The problem
Every line in the data below that holds "title" should be found and copied.

Records provided
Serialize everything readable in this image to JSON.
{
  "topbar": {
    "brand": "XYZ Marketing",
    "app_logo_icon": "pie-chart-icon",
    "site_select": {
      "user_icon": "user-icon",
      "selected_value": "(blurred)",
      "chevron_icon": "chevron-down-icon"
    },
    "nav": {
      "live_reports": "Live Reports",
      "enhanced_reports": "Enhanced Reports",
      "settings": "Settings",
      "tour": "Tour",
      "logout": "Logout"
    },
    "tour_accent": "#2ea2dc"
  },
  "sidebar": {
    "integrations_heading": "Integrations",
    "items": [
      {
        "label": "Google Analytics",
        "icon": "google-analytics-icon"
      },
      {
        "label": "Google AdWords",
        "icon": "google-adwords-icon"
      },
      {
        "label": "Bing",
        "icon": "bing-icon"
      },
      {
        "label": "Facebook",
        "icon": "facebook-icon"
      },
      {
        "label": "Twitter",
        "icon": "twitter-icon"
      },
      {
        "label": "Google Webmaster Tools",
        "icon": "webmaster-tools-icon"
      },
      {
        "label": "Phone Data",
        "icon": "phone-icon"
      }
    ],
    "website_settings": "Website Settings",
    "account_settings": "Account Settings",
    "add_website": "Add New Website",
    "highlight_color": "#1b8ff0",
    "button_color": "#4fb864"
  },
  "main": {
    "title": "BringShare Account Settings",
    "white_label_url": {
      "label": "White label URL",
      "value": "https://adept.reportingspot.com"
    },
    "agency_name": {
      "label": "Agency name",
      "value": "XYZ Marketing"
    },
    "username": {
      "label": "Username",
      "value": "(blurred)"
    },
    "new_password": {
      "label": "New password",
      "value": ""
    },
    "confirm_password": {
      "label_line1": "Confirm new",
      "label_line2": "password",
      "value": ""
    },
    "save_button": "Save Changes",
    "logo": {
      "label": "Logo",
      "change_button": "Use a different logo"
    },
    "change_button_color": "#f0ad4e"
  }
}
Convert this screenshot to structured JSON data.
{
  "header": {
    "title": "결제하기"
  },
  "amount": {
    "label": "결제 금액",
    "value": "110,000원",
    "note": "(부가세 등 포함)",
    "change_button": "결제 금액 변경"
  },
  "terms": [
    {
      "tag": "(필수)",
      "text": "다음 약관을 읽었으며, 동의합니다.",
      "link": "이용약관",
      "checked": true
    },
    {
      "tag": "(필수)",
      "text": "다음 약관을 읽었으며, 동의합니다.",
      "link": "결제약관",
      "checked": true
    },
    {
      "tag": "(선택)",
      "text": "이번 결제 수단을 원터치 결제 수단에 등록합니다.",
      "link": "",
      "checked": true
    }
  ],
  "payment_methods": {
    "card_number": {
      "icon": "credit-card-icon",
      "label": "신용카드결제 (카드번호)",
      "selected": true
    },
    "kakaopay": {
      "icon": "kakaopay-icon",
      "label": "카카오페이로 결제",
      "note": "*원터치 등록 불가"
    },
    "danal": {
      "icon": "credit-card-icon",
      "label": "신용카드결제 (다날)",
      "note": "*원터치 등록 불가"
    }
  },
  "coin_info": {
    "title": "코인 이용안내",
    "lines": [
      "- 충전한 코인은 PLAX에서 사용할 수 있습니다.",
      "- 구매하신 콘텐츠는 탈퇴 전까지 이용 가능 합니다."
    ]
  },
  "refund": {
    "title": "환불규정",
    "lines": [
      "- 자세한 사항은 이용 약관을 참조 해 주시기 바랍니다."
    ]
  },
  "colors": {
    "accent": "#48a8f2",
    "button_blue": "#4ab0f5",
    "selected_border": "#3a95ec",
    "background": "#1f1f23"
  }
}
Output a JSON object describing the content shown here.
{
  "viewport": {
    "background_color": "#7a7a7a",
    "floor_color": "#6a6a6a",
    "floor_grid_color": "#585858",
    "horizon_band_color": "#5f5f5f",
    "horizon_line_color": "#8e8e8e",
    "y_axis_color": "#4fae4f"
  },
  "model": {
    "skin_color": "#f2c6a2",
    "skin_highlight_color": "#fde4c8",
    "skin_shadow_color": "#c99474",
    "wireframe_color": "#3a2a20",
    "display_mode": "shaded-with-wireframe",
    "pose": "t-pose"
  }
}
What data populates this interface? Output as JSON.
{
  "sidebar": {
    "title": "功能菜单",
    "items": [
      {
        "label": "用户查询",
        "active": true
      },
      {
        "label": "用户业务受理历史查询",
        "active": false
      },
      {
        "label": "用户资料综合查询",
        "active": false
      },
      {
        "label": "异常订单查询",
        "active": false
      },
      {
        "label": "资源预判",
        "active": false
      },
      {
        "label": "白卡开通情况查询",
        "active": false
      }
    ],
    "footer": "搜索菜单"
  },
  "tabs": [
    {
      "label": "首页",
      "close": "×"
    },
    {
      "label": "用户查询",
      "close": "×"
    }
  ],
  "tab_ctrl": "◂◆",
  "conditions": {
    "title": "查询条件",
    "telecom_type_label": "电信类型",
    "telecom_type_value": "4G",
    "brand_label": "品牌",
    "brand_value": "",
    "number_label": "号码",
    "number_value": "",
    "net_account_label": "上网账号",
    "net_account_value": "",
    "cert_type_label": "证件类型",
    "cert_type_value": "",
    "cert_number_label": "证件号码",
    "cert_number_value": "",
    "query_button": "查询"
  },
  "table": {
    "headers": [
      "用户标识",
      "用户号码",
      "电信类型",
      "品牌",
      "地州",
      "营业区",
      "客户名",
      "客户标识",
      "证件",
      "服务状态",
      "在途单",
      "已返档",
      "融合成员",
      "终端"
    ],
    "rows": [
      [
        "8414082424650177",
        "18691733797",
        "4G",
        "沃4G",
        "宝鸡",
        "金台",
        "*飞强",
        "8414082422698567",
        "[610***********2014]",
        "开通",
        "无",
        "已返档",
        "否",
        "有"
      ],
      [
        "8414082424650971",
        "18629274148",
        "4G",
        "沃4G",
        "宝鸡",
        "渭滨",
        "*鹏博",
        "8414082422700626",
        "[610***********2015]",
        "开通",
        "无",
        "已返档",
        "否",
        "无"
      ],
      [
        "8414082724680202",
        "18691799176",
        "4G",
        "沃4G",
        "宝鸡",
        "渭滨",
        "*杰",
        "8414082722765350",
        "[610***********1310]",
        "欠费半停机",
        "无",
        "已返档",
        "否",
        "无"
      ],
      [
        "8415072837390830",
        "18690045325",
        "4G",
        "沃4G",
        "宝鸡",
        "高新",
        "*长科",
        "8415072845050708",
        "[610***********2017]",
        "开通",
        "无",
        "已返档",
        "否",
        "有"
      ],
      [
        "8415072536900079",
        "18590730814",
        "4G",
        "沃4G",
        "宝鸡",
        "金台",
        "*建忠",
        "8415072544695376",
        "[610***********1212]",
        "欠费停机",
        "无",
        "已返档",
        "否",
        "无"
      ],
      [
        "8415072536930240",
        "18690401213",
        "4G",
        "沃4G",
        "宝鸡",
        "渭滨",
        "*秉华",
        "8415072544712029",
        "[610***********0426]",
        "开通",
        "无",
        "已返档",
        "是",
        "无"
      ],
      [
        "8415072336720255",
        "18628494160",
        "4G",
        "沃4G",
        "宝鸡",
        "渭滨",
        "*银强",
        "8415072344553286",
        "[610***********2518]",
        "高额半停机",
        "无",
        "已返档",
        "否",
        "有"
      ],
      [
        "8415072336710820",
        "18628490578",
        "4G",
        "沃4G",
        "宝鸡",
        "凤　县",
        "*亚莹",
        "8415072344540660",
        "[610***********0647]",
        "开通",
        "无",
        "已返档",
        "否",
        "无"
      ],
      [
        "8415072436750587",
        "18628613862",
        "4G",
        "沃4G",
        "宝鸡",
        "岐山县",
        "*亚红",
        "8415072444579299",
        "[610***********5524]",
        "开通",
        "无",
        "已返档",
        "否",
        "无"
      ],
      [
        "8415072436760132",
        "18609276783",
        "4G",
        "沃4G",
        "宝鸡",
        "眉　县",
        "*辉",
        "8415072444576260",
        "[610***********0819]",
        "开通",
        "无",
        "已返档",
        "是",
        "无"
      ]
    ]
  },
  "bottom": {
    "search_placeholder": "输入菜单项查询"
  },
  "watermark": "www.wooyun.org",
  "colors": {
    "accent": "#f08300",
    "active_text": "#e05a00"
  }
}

Answer below
    "title": "BringShare Account Settings",
    "title": "결제하기"
    "title": "코인 이용안내",
    "title": "환불규정",
    "title": "功能菜单",
    "title": "查询条件",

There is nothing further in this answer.